Friendship Patterns as a Function of Self Concept and Dependency
CHAPTER I INTRODUCTION In recent years the role played by the individual's conception of himself, the self concept, has received increased emphasis in its relation to the development and breakdown of personality. This self concept is evolved through interpersonal relations with significant adults and peers. In turn, it would also seem probable that an individual would seek persons to maintain and enhance this self concept. If such is the case it would follow that one's friendship patterns as well as one's self concept would figure predominantly in producing mental health or mental disorder. In studying friendship selections as a defense of the self concept, Colvin (7) investigated the variables of self concept and impulse control in friendship selections. Basing his study on the psychodynamic theory of projection, he predicted that individuals would defensively select friends of similar or dissimilar level of impulse control on the basis of whether or not they defensively accept themselves. His findings supported this hypothesis that friendship selections have significant defensive characteristics. A third factor, dependency, which plays a role in friendship selections is a dimension of fundamental significance in personality development. Therefore it could be predicted that it would be a principle determinant of the self concept and as such would also play a major role in producing mental health or mental disorder. Murray (17) in the investigation of personality among his significant variables or i R needs" describes that of succorance in much the same manner as dependency is considered in this study.
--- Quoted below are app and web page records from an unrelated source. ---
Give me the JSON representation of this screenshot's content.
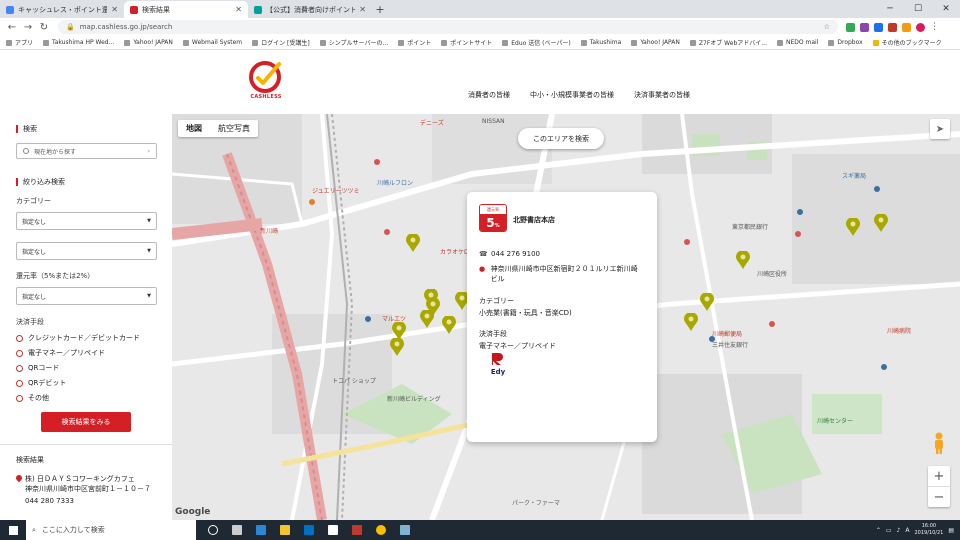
{
  "browser": {
    "tabs": [
      {
        "title": "キャッシュレス・ポイント還元事業",
        "favicon_color": "#4285f4",
        "active": false
      },
      {
        "title": "検索結果",
        "favicon_color": "#d41f26",
        "active": true
      },
      {
        "title": "【公式】消費者向けポイント還元",
        "favicon_color": "#00a0a0",
        "active": false
      }
    ],
    "new_tab": "+",
    "url": "map.cashless.go.jp/search",
    "bookmarks": [
      "アプリ",
      "Takushima HP Wed...",
      "Yahoo! JAPAN",
      "Webmail System",
      "ログイン [受講生]",
      "シンプルサーバーの...",
      "ポイント",
      "ポイントサイト",
      "Eduo 送信 (ベーパー)",
      "Takushima",
      "Yahoo! JAPAN",
      "Z7Fオブ Webアドバイ...",
      "NEDO mail",
      "Dropbox",
      "その他のブックマーク"
    ]
  },
  "site": {
    "logo_text": "CASHLESS",
    "nav": [
      "消費者の皆様",
      "中小・小規模事業者の皆様",
      "決済事業者の皆様"
    ]
  },
  "sidebar": {
    "search_title": "検索",
    "search_placeholder": "現在地から探す",
    "filter_title": "絞り込み検索",
    "category_label": "カテゴリー",
    "category_value": "指定なし",
    "subcategory_value": "指定なし",
    "rate_label": "還元率（5%または2%）",
    "rate_value": "指定なし",
    "payment_label": "決済手段",
    "payments": [
      "クレジットカード／デビットカード",
      "電子マネー／プリペイド",
      "QRコード",
      "QRデビット",
      "その他"
    ],
    "submit": "検索結果をみる",
    "results_title": "検索結果",
    "result": {
      "name": "株) 日ＤＡＹＳコワーキングカフェ",
      "address": "神奈川県川崎市中区宮前町１－１０－７",
      "tel": "044 280 7333"
    }
  },
  "map": {
    "type_map": "地図",
    "type_satellite": "航空写真",
    "search_area": "このエリアを検索",
    "google": "Google",
    "zoom_in": "+",
    "zoom_out": "−",
    "labels": {
      "station": "新川崎",
      "marue": "マルエツ",
      "karaoke": "カラオケDAM",
      "building": "川崎ルフロン",
      "jewel": "ジュエリーツツミ",
      "denny": "デニーズ",
      "tokyu": "トコバ ショップ",
      "nissan": "NISSAN",
      "sugi": "スギ薬局",
      "kawasaki_ward": "川崎区役所",
      "post": "川崎郵便局",
      "tokyo_bank": "東京都民銀行",
      "hospital": "川崎病院",
      "park": "パーク・ファーマ",
      "mitsui": "三井住友銀行",
      "bldg2": "新川崎ビルディング",
      "center": "川崎センター"
    }
  },
  "popup": {
    "badge_top": "還元率",
    "badge_value": "5",
    "badge_unit": "%",
    "shop_name": "北野書店本店",
    "phone": "044 276 9100",
    "address": "神奈川県川崎市中区新宿町２０１ルリエ新川崎ビル",
    "category_label": "カテゴリー",
    "category": "小売業(書籍・玩具・音楽CD)",
    "payment_label": "決済手段",
    "payment": "電子マネー／プリペイド",
    "edy_text": "Edy"
  },
  "taskbar": {
    "search": "ここに入力して検索",
    "time": "16:00",
    "date": "2019/10/21"
  }
}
He includes in his description "to have one’s needs gratified...to be nursed, supported, sustained, surrounded, protected, loved, advised, guided, indulged, forgiven, consoled". Barker and Wright (1) later adapted Murray’s need descriptions to momentary actions as against enduring needs or wants. These, termed action modes, included that of appeal, the essence of which they considered a direct bid for need satisfaction, the end sought being the gratification of one’s needs by the sympathetic action of another or help given in any way by another. Saul (21) likewise recognized the basic significance of dependency, placing it first among the factors preventing an individual from developing to full emotional maturity. He describes the conflict between the regressive dependent forces and the progressive productive forces in personality development. Much of the struggle of adolescence he sees in this light. The adult’s normal development to full emotional independence or maturity can be, therefore, halted as he continues to long for and seek dependence either because as a child he missed it too much or had too much of it. It is in the light of Saul’s concept that the present investigation is undertaken to explore this dimension of dependency in its relation to self concept development and the formation of friendship patterns.
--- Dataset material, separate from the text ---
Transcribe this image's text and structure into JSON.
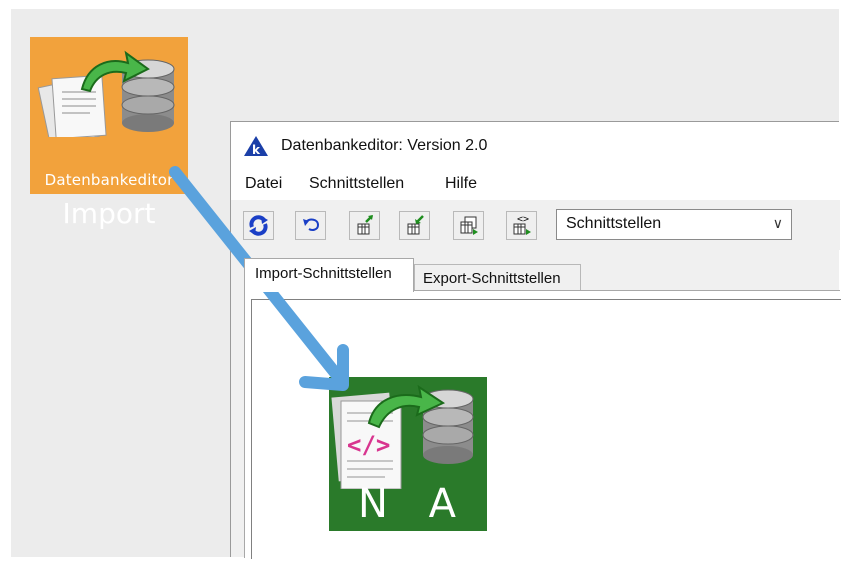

Finneran, Mary Patricia, "Friendship Patterns as a Function of Self Concept and Dependency" (1958). ETD Collection for Fordham University. AAI28673355.